It could be that you have are suffering from burnout and confuse it to be stress. Burnout and stress are similar and without any advice from a doctor or a knowledgeable somebody, it might take you time to see signs or how to treat burnout.
According to HuffPost, both the terms are used interchangeably. “They exit in the same spectrum, but are some key differences,” wrote Kelsey Borresen in an article for HuffPost.
Stress is usually temporary and may help reach a certain goal and help with growth where-else burnout is “a response to extended, excessive stress that leaves mentally and physically drained, cynical, detached and less effective as a result.”
If left unresolved, burnout can give way to mental health conditions like clinical depression.
Here are some signs to look out for burnout:
- Sleep issues – permanently tired (physically, mentally and emotionally). No matter how much you rest, you never feel rested.
- Dreading to go to work – your job fills you with angst. You are less productive than you were before.
- Getting sick a lot – headaches, digestive issues and muscle tension.
- Losing motivation and sense of purpose – having trouble to push yourself to complete tasks and assignments.
- Isolation – less engagements and socializing with people. This is way more difficult because of Covid-19.
- Work performance is suffering – concentration, productivity and creativity is weak.

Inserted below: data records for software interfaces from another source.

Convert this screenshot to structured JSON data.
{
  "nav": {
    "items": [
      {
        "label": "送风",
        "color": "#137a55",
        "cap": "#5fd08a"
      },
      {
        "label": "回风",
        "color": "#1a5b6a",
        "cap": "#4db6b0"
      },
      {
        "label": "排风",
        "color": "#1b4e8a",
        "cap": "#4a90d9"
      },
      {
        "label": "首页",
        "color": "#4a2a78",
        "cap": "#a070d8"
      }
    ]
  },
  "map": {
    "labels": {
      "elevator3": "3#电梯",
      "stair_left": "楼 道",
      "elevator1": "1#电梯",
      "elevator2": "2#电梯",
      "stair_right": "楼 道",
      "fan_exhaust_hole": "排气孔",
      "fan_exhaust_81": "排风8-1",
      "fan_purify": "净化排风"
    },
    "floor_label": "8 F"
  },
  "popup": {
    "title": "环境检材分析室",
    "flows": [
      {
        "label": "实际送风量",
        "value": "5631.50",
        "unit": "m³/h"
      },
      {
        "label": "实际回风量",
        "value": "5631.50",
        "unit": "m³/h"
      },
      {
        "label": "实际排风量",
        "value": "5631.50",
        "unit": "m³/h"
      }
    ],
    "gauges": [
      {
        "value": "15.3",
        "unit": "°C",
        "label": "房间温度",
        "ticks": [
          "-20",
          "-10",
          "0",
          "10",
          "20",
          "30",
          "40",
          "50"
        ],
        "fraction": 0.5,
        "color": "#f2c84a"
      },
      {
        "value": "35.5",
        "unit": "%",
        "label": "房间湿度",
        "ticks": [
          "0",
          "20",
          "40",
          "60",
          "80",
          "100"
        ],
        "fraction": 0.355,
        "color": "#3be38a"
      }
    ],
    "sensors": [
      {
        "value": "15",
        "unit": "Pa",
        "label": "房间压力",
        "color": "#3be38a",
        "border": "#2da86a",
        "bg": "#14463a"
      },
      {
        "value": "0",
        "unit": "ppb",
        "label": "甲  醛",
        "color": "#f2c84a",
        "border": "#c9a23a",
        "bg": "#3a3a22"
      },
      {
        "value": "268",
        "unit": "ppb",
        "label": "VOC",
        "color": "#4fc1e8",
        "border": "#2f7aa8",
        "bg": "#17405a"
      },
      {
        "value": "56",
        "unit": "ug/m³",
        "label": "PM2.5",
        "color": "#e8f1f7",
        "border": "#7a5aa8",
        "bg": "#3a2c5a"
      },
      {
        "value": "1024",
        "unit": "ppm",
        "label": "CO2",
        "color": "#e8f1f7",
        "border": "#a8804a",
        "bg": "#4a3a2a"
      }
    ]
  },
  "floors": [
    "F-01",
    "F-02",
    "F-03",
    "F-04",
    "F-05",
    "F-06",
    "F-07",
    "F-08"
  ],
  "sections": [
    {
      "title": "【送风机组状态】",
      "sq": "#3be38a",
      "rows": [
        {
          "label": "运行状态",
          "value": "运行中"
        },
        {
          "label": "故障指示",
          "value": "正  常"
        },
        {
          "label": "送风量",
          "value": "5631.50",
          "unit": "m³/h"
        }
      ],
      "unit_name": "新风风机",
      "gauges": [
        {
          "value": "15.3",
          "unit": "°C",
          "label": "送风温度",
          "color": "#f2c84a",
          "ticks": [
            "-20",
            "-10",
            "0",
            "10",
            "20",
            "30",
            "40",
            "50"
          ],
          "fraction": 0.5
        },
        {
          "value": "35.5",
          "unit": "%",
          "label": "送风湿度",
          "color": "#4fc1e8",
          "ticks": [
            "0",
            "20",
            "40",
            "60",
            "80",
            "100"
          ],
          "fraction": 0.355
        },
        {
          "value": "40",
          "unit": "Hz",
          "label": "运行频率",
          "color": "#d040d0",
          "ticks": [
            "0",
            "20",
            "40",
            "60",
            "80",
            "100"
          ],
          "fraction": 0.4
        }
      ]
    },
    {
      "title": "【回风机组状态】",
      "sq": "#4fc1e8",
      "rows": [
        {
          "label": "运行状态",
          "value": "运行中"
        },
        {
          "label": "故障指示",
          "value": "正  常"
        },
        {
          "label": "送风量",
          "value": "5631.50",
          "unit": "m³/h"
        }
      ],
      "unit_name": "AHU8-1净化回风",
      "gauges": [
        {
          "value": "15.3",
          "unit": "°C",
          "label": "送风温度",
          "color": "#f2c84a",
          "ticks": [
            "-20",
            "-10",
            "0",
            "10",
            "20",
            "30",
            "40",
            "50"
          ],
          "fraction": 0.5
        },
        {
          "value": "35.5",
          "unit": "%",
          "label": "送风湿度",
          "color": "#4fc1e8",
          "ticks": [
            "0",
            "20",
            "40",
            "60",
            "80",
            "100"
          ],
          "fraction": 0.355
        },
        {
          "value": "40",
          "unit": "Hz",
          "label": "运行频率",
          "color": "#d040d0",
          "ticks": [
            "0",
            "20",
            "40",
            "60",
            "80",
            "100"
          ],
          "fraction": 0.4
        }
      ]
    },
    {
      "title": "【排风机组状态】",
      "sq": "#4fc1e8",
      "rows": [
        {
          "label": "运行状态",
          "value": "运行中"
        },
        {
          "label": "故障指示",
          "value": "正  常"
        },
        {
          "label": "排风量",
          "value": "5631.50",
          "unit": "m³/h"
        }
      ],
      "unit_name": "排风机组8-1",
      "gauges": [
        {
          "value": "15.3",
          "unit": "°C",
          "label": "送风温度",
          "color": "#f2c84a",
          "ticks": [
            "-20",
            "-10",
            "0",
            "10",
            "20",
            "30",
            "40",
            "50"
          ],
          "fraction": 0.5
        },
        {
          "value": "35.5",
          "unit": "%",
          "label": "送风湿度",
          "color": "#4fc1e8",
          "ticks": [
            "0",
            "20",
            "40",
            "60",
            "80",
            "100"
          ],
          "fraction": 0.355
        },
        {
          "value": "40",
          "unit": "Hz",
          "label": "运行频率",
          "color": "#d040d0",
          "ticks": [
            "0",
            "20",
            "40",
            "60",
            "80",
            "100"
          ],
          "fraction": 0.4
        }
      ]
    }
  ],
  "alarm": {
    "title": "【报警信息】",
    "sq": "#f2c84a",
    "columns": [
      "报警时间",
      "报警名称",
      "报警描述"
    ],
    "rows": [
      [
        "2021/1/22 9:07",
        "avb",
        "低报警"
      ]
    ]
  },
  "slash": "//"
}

Burnout can be dealt with in various ways even when you show early signs.
You can look for ways to make your work feel meaningful such as asking your boss if you can work on the projects that excite you and delegate some of your responsibilities.
Take time out to do things that make you feel good like reading your favourite books, watching your favourite movies, shopping start a self-care routine.
Try to take some time off work if possible and reach out for support from loved ones.
If the aforementioned advice on how to tackle burnout may not work, it could be time to look for a new job.
Of course, leaving a job is scary but “your job isn’t as important as your health, and facing burnout means it’s time to accept a change is needed,” said an environmental psychologist Lee Chambers as quoted on Borresen’s article.